(Data records for software interfaces)
══════════

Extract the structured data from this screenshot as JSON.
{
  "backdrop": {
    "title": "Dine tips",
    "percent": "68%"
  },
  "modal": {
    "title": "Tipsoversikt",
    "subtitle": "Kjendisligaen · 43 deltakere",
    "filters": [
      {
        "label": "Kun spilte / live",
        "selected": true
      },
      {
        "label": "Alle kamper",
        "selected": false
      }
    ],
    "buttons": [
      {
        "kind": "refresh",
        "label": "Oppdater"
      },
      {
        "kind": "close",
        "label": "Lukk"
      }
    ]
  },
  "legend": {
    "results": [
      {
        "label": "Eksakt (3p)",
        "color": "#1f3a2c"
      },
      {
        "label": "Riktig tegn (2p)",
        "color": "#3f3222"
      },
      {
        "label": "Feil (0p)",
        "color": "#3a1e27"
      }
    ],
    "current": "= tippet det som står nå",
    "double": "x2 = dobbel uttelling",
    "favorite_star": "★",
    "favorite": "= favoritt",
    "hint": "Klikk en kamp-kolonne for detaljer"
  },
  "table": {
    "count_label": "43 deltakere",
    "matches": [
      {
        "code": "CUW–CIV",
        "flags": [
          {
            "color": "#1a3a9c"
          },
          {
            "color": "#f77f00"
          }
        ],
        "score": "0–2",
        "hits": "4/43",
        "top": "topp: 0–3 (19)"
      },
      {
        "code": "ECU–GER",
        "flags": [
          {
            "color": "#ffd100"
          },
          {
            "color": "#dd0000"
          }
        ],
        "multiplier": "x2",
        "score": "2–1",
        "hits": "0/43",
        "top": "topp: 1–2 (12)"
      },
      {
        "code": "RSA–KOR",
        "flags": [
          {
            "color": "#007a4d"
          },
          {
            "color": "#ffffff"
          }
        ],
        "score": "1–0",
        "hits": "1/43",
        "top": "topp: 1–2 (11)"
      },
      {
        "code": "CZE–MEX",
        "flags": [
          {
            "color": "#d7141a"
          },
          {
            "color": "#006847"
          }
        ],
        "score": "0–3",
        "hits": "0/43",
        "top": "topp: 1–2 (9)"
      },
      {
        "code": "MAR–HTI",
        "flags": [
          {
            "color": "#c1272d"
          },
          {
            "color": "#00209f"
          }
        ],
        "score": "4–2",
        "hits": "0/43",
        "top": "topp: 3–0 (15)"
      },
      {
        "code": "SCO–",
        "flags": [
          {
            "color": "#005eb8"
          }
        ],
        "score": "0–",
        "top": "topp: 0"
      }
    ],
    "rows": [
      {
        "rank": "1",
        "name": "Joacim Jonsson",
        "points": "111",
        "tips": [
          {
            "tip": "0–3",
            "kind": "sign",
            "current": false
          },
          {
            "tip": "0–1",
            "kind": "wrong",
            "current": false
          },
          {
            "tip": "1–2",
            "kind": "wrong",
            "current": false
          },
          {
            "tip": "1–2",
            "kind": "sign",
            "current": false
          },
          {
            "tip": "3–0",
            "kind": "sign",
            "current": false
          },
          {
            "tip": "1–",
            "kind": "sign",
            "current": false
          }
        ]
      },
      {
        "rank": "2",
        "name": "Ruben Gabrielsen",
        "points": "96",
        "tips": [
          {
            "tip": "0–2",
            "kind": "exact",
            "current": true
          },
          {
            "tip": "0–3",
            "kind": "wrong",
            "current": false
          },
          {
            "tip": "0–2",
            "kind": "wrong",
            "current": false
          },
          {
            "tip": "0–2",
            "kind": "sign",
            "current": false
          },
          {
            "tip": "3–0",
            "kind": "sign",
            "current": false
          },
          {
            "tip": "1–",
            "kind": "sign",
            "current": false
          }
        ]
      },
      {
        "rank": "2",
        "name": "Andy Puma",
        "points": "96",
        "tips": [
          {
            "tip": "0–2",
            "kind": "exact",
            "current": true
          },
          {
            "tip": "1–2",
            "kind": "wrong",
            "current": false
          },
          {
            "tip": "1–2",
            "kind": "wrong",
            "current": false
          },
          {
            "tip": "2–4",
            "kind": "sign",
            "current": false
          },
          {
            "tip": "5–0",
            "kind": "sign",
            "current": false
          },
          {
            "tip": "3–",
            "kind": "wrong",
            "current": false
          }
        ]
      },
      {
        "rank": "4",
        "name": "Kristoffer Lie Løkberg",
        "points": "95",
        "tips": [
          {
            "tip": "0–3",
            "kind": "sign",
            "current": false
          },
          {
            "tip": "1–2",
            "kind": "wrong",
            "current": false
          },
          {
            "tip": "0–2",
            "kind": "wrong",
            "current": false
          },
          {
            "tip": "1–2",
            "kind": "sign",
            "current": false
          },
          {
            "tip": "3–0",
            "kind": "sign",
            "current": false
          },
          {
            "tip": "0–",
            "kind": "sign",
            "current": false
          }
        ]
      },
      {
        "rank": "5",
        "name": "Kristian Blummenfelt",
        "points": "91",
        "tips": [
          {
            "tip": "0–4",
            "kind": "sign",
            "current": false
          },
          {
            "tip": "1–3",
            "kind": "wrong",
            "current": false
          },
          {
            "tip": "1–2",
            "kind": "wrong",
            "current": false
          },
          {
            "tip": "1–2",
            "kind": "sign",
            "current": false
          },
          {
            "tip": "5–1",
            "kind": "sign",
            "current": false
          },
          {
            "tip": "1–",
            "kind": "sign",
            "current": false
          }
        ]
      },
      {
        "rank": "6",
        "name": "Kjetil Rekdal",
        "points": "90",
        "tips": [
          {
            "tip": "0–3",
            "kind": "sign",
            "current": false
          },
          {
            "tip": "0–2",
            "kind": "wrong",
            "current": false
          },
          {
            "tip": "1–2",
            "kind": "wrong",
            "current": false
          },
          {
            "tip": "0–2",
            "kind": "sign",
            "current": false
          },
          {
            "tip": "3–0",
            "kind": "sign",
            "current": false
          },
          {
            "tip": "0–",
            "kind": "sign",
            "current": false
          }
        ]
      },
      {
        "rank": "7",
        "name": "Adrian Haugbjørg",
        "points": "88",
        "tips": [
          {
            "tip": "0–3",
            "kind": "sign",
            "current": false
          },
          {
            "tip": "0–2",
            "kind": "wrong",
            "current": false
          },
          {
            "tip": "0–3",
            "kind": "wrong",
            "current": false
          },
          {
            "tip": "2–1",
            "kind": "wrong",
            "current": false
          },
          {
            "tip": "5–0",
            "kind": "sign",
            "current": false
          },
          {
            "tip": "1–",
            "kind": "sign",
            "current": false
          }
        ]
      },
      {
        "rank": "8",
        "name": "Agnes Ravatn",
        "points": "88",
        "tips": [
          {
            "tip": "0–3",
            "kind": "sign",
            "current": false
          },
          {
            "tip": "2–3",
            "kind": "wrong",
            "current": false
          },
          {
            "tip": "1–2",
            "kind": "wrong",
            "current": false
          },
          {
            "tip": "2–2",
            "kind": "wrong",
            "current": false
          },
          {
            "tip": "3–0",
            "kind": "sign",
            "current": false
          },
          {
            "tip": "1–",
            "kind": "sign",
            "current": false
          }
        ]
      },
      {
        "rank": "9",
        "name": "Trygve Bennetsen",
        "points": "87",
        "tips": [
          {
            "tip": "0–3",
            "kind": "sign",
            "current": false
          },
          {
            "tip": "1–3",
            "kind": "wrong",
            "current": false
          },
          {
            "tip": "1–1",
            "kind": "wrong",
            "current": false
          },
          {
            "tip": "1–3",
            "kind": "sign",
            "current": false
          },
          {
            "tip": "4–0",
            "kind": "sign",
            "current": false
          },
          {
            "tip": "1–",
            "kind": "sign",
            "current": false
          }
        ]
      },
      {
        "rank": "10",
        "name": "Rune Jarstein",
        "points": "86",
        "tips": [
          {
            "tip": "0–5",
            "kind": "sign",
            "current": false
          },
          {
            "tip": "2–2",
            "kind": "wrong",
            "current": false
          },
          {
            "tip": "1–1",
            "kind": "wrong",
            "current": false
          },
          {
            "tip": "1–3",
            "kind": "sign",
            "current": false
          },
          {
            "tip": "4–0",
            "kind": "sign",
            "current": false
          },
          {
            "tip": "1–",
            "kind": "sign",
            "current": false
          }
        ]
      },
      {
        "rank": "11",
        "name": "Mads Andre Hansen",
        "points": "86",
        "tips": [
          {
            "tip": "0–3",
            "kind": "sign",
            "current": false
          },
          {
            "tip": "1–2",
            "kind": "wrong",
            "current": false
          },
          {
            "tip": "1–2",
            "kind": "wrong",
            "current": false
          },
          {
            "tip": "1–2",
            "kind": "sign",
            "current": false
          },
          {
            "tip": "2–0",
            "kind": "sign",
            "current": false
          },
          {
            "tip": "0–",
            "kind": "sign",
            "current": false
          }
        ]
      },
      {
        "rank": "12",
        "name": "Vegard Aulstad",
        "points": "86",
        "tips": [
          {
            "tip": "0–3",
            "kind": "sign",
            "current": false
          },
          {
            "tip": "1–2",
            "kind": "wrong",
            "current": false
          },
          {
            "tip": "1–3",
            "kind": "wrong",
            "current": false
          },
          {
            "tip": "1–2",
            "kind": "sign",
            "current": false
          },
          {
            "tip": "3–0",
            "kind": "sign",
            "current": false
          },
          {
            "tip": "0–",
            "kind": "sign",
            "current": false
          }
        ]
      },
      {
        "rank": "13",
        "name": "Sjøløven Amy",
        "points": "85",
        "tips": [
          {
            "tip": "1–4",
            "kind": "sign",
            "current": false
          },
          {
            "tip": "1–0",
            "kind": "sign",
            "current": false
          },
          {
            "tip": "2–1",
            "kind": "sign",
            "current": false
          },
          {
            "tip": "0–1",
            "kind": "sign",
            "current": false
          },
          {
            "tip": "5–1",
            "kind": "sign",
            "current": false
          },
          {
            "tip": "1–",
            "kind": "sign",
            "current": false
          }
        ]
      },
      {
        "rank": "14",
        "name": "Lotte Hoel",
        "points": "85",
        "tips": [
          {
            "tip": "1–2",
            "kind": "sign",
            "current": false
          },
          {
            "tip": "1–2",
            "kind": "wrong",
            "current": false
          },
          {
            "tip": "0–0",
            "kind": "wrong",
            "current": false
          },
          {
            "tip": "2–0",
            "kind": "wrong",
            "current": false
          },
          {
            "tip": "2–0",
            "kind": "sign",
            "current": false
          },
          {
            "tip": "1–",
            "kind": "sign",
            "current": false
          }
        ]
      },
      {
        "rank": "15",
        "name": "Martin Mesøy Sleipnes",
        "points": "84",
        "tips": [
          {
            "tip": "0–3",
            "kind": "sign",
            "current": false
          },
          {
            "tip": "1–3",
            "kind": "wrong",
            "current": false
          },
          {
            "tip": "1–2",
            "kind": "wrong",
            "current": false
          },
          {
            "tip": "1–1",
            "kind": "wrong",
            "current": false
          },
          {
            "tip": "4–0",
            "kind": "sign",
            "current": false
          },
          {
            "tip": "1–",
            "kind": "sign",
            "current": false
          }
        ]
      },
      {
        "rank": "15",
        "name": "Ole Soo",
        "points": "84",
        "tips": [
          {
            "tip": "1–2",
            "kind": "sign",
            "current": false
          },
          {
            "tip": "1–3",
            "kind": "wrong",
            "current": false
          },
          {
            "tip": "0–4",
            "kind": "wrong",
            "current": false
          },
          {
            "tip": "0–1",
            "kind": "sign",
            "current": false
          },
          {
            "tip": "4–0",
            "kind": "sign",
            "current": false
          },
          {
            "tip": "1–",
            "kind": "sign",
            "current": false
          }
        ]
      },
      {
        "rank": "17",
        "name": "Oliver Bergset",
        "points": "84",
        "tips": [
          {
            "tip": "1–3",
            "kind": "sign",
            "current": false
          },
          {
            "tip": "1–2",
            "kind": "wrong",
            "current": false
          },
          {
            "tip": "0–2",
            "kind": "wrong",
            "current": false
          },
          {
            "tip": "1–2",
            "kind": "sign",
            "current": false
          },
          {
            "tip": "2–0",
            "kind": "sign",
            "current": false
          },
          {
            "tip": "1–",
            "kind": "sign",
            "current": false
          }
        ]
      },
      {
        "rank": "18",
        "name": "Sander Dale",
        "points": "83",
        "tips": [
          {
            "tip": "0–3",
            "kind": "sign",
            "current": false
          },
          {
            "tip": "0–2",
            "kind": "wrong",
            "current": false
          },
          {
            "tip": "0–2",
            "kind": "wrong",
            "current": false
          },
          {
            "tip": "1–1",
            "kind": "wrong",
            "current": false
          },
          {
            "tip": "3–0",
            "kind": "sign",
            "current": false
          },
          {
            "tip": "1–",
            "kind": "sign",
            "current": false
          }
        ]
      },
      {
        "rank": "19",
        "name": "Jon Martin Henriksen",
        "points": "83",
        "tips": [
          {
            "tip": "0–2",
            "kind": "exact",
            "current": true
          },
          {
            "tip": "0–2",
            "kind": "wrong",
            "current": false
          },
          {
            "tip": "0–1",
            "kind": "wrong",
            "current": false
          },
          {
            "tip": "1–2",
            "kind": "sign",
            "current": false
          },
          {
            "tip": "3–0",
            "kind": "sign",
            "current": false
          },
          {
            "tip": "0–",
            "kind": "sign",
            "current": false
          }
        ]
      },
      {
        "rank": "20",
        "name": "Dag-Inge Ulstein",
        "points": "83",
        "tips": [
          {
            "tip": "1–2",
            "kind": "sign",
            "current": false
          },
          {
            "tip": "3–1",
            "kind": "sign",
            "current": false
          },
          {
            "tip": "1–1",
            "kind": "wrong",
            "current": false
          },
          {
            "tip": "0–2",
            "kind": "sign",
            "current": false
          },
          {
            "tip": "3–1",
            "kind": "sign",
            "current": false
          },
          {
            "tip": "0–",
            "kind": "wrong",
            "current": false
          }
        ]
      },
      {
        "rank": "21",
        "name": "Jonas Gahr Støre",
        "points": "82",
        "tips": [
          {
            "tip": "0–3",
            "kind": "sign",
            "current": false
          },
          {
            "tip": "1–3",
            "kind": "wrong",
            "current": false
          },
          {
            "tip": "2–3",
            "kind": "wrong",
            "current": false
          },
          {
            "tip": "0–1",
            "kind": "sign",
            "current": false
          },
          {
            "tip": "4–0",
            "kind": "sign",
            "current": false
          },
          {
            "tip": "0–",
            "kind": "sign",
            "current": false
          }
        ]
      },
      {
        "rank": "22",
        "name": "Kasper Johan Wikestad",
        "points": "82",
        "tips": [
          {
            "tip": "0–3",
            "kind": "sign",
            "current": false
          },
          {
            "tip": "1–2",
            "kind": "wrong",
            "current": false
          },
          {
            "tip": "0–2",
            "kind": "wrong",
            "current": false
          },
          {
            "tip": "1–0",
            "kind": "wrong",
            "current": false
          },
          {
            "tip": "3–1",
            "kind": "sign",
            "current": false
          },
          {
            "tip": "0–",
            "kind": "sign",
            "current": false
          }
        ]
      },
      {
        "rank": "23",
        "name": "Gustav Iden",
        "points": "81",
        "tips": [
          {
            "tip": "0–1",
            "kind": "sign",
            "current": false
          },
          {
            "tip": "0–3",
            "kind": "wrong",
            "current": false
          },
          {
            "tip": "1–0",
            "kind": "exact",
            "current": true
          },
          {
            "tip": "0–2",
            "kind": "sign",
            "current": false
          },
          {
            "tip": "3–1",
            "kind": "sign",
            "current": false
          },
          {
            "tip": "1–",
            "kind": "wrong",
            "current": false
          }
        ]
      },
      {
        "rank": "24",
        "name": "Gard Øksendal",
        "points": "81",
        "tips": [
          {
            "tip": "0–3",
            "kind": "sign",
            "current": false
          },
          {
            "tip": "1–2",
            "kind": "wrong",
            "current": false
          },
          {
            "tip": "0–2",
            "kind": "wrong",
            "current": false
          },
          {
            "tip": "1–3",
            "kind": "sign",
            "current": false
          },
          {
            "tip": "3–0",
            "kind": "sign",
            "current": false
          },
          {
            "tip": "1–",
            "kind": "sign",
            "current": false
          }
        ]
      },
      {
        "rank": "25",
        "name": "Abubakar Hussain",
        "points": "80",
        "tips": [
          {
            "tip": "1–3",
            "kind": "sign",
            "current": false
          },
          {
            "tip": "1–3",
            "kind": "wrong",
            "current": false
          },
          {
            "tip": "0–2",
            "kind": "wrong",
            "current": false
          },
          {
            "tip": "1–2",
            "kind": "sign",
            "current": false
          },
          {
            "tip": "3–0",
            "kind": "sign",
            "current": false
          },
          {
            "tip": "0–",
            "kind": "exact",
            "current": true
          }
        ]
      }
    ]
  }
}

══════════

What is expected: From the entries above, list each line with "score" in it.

Solution to this exercise:
        "score": "0–2",
        "score": "2–1",
        "score": "1–0",
        "score": "0–3",
        "score": "4–2",
        "score": "0–",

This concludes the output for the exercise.